The Influence of Exile: human consequences of Homelessness

Thursday, November 10, 2016, Sara Rankin

Belonging is a fundamental human need. Equally strong is the drive to exclude. This exclusive impulse, which Professor Rankin calls “the influence of exile,” reaches beyond individuals when powerful groups use laws and policies to restrict marginalized group. Jim Crow, Anti-Okie, and Sundown Town laws are among many notorious examples. The impulse has found a new incarnation in laws that criminalize and eject visibly poor people,

Click HERE to Listen to the presentation  

Additional Homelessness Coalition Session with Sara Rankin:  Click here for comments at additional Session with Sara Rankin

Impact: Homelessness-City of Boise:  Listen to the session

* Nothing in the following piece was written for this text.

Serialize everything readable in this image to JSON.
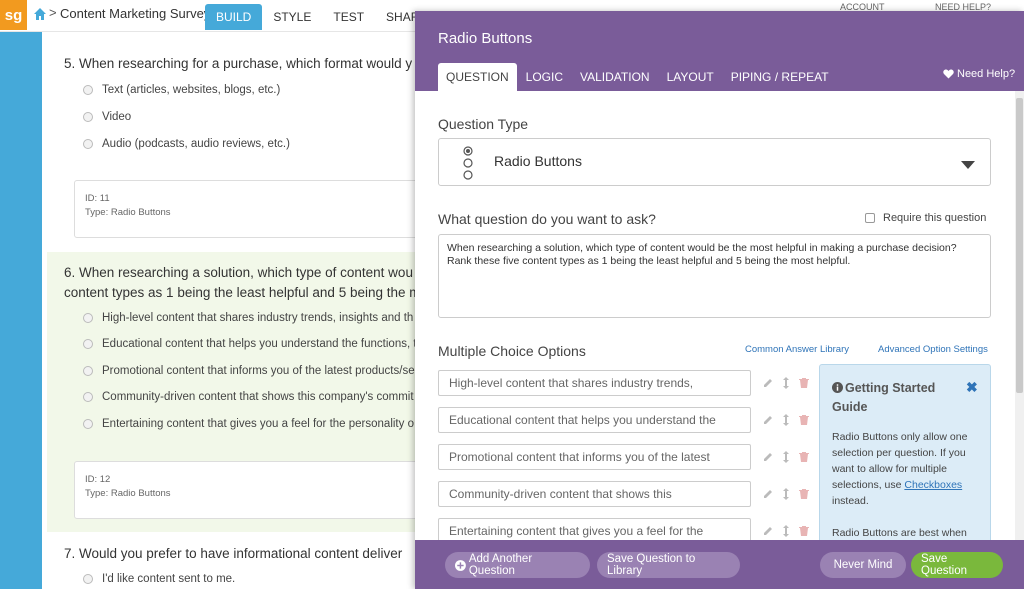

Boise State Public Radio Report: It’s Impossible To Afford Housing In Idaho On Minimum Wage


You have to make nearly twice the state’s minimum wage of $7.25 an hour to afford a two-bedroom apartment in Idaho. It’s more than double the minimum wage if you want to rent in Ada or Canyon counties and closer to triple for Blaine County. That’s from a study out last week from the National Low Income Housing Coalition.

 According to that report, titled Out of Reach 2016, even an apartment with no bedrooms is out of reach for the more than 20,000 Idahoans making the state minimum or less.  It says a renter needs to make $9.53 an hour to afford a zero-bedroom apartment based on the widely used guideline that people should pay a maximum of 30 percent of their income on housing.

Peg Richards, president of the Boise/Ada County Homeless Coalition, says the study shows that the area needs, “all hands on deck” to solve the low-income housing shortage.

“It is important that citizens throughout Idaho understand the implications of this fact: absolutely no one earning minimum wage can afford a two-bedroom apartment, and people working at this wage, including many two-earner households, can be considered ‘homeless-in-waiting,’” Richards says.

The stats may sound dire but Idaho is still one of the most affordable states to rent in, according to the Low Income Housing Coalition report. In neighboring Washington State a renter would have to make more than $23 an hour to afford a two-bedroom apartment.

More numbers from the report
Idahoans renting = 31 percent
Renter households = 180,278
Average renter wage = $11.23
State “housing wage” (wage needed to rent a two-bedroom apartment) = $14.22

Ada County housing wage = $15.17
Blaine County housing wage = $18.52
Affordable rent for fulltime minimum wage worker = $377
Affordable rent for average Idaho renter = $584
Hours minimum wage worker needs to put in a week to afford a two-bedroom apartment = 78
Hours average Idaho renter needs to put in a week to afford a two bedroom apartment = 51

Find Adam Cotterell on Twitter @cotterelladam

Copyright 2016 Boise State Public Radio

City Club Forum:

What is Boise’s Plan for Homeless Services?

Wednesday, February 10th,

The issue of how to address homelessness in Boise and surrounding areas has been headline news the last few weeks. Other places, such as Utah, have successfully solved the problem of homelessness for the most vulnerable. However, solutions are not easy to come by, and require community collaboration and financial support. This City Club forum began with remarks by three different speakers on positive approaches to reduce homelessness, particularly for those who are most vulnerable. Speakers are: Diana Lachiondo, representing Mayor Bieter;  Peg Richards, president of the Boise and Ada County Homeless Coalition; and Dr. Andrew Baron, medical director of Terry Reilly Health Services, whose medical specialty is homeless individuals.

– To listen to the entire program: